I was born and brought up in the countryside of Kumaon hills. My father is a horticulturist who worked in a government department. Due to frequent transfers, we lived in many parts of Kumaon and experienced it’s rich variety of ecosystems. So from childhood on I am interested in our local ecology and environmental matters.
After my graduation in natural sciences, I had to decide whether to pursue a career in the plains away from my native place or to make a living in the hills I am so much attached to.
It’s an obvious choice for me. I could not dream of leaving my beloved place for anything. Then the next question is what would I do here? How would I make a living here? What are the opportunities locally? What can I create?
Yes, let’s know what you did then.
Our place is in Chaukori, famous for its tea gardens and spectacular views of the Himalayan snow peaks drawing tourists and trekkers from India and abroad. Over the years many hotels were built that cater to these visitors causing damage to the environment.
So I had an idea that I could do something about it. Why not offer the visitors a place to stay and experience the local way of life amidst the natural environment away from the crowded hotel street?
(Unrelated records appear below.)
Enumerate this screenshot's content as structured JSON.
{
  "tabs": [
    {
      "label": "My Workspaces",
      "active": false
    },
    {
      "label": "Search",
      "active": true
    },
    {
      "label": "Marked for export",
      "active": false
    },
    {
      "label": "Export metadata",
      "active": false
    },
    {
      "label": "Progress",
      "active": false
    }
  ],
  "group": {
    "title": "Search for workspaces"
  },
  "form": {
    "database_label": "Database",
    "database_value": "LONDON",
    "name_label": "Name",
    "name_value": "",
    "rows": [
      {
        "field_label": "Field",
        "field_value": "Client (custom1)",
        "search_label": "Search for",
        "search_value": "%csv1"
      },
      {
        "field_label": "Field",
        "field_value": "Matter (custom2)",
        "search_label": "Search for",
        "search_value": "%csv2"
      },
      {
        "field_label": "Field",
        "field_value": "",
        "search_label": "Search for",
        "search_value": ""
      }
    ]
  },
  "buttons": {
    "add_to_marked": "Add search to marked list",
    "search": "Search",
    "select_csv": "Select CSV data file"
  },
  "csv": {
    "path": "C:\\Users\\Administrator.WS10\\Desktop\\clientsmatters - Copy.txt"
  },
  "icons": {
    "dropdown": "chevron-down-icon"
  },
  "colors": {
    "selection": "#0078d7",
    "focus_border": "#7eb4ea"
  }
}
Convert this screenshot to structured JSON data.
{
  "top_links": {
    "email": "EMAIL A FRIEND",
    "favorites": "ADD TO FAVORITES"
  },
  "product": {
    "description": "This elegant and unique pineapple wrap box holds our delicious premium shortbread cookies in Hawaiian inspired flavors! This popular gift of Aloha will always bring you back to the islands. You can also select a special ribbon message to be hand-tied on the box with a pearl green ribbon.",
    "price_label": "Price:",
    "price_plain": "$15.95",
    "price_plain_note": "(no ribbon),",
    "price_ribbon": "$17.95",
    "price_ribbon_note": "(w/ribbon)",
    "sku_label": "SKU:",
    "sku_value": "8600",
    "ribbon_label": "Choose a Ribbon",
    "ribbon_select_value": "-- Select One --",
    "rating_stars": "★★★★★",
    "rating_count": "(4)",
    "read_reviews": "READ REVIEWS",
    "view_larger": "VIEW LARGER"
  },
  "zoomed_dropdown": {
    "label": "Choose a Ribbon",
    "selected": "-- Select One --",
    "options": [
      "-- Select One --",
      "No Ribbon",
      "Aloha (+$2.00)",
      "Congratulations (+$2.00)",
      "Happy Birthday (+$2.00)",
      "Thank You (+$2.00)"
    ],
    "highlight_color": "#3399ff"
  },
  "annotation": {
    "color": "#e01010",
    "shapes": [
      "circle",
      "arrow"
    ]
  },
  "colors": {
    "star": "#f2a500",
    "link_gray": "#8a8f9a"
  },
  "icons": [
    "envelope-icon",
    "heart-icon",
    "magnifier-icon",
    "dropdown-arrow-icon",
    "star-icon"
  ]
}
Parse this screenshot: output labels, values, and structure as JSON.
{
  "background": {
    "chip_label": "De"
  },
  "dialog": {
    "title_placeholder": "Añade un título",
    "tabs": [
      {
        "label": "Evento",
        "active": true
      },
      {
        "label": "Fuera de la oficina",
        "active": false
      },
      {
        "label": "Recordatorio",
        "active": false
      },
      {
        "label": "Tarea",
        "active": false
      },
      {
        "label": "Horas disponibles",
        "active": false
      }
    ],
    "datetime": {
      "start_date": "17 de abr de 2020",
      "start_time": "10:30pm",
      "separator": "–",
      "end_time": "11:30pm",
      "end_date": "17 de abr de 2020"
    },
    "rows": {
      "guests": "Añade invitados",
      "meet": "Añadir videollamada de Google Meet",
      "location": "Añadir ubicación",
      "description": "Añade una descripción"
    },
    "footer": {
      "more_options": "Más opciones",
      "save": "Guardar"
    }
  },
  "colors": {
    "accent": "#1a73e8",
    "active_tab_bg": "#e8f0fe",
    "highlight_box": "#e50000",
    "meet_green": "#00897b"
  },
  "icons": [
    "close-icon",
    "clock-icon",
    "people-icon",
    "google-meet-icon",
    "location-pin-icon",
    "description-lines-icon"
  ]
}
Offer them organic home cooked food and guided treks while teaching them to appreciate our way of life and landscape? Give them a place to relax and meditate and minimize the harmful impact on the ecosystem at the same time?
So on our farm we started a home stay that cared for the well being of our visitors and also the local environment.
Interesting, how did it take off?
At that time I worked at the Himalayan Inter College (HIC) in Chaukori helping the students develop their fitness and health. Himalayan Education Foundation (HEF) has been supporting HIC since 2008. Sometime in 2013, I came into contact with Jayant Hardikar, the president of HEF. Their work has included supporting locals in developing sustainable livelihoods and employment opportunities.
So we worked together in developing this social enterprise called it “Kaaphal Hill.”
How specifically has HEF helped you realize your aspirations and dreams?
More than financial help, HEF brought me into contact with a larger network of people with interesting ideas and connected me to the bigger world. Many of those contributed to the success of our Kaaphal Hill.
Over the years HEF helped to develop our website (kaaphalhill.in), enabling us to reach out to the wider world. It also funded a small library of books on the Himalaya at Kaaphal Hill. I am lucky that through their mentorship, we came to develop a philosophy of hospitality that reflected ecological sensitivity and at the same time enriching the experience of our visitors.